If you wish to go to the current Fangoria site, you may click the top logo, "Home" or "News" links. Or click here.
This is gonna be a bit of a quickie because 1) practically the entirety of ALTITUDE (on DVD and Blu-ray this week from Anchor Bay) takes place on a small eight-passenger plane, and as a result 2) the limited space for the story to function in allows for some nifty surprises. Since there’s not much monster action, there’s…really not much to talk about without giving the non-monster stuff away. And since the monster’s origin is one of the flick’s biggest tricks…well, you get the point. What I can do is tell you the plot and introduce the characters!

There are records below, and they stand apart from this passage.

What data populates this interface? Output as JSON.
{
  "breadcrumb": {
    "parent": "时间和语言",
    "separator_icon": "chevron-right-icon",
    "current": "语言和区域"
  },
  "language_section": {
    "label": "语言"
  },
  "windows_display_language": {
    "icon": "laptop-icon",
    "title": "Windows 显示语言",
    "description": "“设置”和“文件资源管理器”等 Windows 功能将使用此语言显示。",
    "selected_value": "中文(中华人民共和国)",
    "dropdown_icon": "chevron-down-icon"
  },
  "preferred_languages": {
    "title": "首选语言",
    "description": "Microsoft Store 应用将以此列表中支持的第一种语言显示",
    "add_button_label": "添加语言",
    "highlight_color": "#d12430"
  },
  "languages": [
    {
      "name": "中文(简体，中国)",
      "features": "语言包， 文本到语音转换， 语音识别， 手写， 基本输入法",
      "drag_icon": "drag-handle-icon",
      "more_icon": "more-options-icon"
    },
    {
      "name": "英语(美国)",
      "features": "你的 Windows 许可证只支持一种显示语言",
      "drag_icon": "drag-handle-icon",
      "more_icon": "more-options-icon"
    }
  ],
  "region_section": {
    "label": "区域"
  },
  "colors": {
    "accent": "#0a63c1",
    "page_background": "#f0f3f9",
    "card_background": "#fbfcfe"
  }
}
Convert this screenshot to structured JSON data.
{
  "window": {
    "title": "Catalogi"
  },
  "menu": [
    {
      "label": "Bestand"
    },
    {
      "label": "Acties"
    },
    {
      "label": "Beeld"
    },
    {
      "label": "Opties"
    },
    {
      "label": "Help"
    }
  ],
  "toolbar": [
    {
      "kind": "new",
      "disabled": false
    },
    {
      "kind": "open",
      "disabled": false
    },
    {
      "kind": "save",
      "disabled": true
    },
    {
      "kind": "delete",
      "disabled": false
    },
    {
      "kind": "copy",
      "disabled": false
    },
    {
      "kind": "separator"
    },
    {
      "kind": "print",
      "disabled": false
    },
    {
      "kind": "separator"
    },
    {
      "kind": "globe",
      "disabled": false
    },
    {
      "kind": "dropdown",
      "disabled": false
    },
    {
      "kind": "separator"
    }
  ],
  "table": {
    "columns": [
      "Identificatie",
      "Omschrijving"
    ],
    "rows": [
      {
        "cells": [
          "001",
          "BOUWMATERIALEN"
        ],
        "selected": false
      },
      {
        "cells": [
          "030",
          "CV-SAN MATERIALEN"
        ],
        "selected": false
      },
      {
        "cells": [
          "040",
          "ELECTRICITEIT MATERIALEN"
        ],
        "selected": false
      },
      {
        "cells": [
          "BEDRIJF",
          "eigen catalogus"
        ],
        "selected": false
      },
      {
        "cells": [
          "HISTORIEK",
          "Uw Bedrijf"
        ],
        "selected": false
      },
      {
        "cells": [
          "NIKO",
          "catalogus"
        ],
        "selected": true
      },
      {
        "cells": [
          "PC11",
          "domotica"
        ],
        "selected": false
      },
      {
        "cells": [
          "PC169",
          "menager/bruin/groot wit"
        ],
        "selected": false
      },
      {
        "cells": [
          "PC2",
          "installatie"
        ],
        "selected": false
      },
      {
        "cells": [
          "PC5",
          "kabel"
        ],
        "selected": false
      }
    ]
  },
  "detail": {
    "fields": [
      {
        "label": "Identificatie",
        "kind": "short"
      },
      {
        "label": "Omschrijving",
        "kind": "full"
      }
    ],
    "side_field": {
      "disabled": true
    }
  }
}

AUTOPSY’s Jessica Lowndes is Sara, a lovely young thing with a fresh pilot’s license who is giving a few of her chums an airborne lift to a—buuuuurrrrp—Coldplay concert. Though Sara’s mother was also a pilot who met her end during a failed flight, Sara is nevertheless confident in her ability to get her friends safely to the—urp—Coldplay show. Her passengers include her relentlessly skittish boyfriend (Landon Liboiron), who acts like flying includes being stung by scorpions; her emo-haired musician cousin Cory (Ryan Donowho); best friend Mel (Julianna “perfect nipple placement” Guill); and Mel’s wretched boyfriend Sal, played so obnoxiously by Jake Weary that I’ll cross the street if I ever see him coming.
Award-winning comics artist Kaare Andrews makes his feature-length debut on ALTITUDE after directing many shorts. Indeed, a copy of an EC-lookin’ comic book (WEIRD TALES) makes an appearance and has some significance, and the film itself feels EC-ish in spirit and delivery. Gore and T&A are absent, but that’s fine—this story, equal parts tense and silly, doesn’t require such visual accessories. I’ve heard and read others’ comparisons of this flick to THE TWILIGHT ZONE, and that ain’t far off, either.
When the plane suddenly gets sucked into a bitch of a storm and Sara can’t regain control of the craft, arguments and anxieties immediately flood the plane. The resulting tension works almost perfectly, aside from you wishing the shouting, bullying, letterman-jacket-wearing Sal would die, die, die as soon as possible. Thanks to this utter douche of a character yanking me out of certain scenes, I wasn’t completely on the edge of my seat, but I was leaning forward pretty far off the couch at times.
As mentioned above, the midair monster doesn’t have a lot of screen time. When I did get a good look at it, however, I decided that the beast deserves to join the ranks of other creatures I wish I could have plaguing my house all year. I wouldn’t mind ducking tentacles all day and night as long as I could see this thing, up close and personal, anytime I wanted. I realize I’m being vague about the behemoth’s appearance, but I went in blind and was glad I did.
The discs’ 2.40:1 widescreen and 5.1 audio are fine by me—for a movie with constant lightning crashes and thunder and airplane hums, the sound design works without being irksome, which it very easily could’ve been. The flick’s images are sharp enough to help you forgive some of the clumsier CG FX; you’re clearly watching a mid-flight monster movie on a budget, but it looks pretty damn good for being just that.
The extras lead off with a solo commentary by Andrews, who capably details the film’s creation from A to Z, including achieving the FX despite the budget, alternate scripts and tweaks, etc. It’s a fun chronicle to listen to, due to moments like the filmmaker claiming he chose a largely blue color palette because he wanted producer Ian Birkett—who is colorblind and cannot see green or red—to enjoy watching the movie. My favorite bits were hearing about the tricks Andrews used to pull off the plane FX, both inside and out of the craft.
A four-part behind-the-scenes documentary is well-put-together, featuring interviews with all involved. It’s cool to see some of the tricks Andrews discussed in the commentary and hear from other folks, though you might catch some crossover stories here—just a heads-up. What’s really interesting is to see how well Andrews handled his feature-length debut—never once in the interviews or on the set does he seem rattled at all, and in fact he makes shooting a movie look just as easy as you please. Those hungry for monster stuff may wanna skip to the “Post-Production” segment, though this nifty bit—like the film itself—is very light on highlighting the critter.
DVD/ Blu-ray Reviews
JOIN OUR COMMUNITY AND BE THE FIRST TO KNOW ABOUT NEWS, CONTESTS, EVENTS AND MORE!
All contents © 2011 Fangoria Entertainment